What is being asked » From the entries, copy every line that carries the string "placeholder".

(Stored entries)

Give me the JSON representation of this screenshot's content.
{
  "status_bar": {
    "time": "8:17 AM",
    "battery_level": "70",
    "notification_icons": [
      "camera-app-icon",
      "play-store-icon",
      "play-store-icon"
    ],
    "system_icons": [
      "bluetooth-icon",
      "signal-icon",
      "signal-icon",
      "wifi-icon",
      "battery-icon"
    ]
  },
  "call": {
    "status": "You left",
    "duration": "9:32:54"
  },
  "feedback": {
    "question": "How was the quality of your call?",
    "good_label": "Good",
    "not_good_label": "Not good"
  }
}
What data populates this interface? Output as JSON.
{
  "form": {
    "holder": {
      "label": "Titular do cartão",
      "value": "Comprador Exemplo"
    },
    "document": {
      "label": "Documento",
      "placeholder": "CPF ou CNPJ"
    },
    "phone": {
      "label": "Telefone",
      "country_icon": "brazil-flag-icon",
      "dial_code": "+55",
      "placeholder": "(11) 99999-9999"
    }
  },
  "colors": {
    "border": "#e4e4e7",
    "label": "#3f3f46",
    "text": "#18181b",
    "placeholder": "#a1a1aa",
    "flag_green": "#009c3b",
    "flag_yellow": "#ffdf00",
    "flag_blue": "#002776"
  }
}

Completed exercise »
      "placeholder": "CPF ou CNPJ"
      "placeholder": "(11) 99999-9999"
    "placeholder": "#a1a1aa",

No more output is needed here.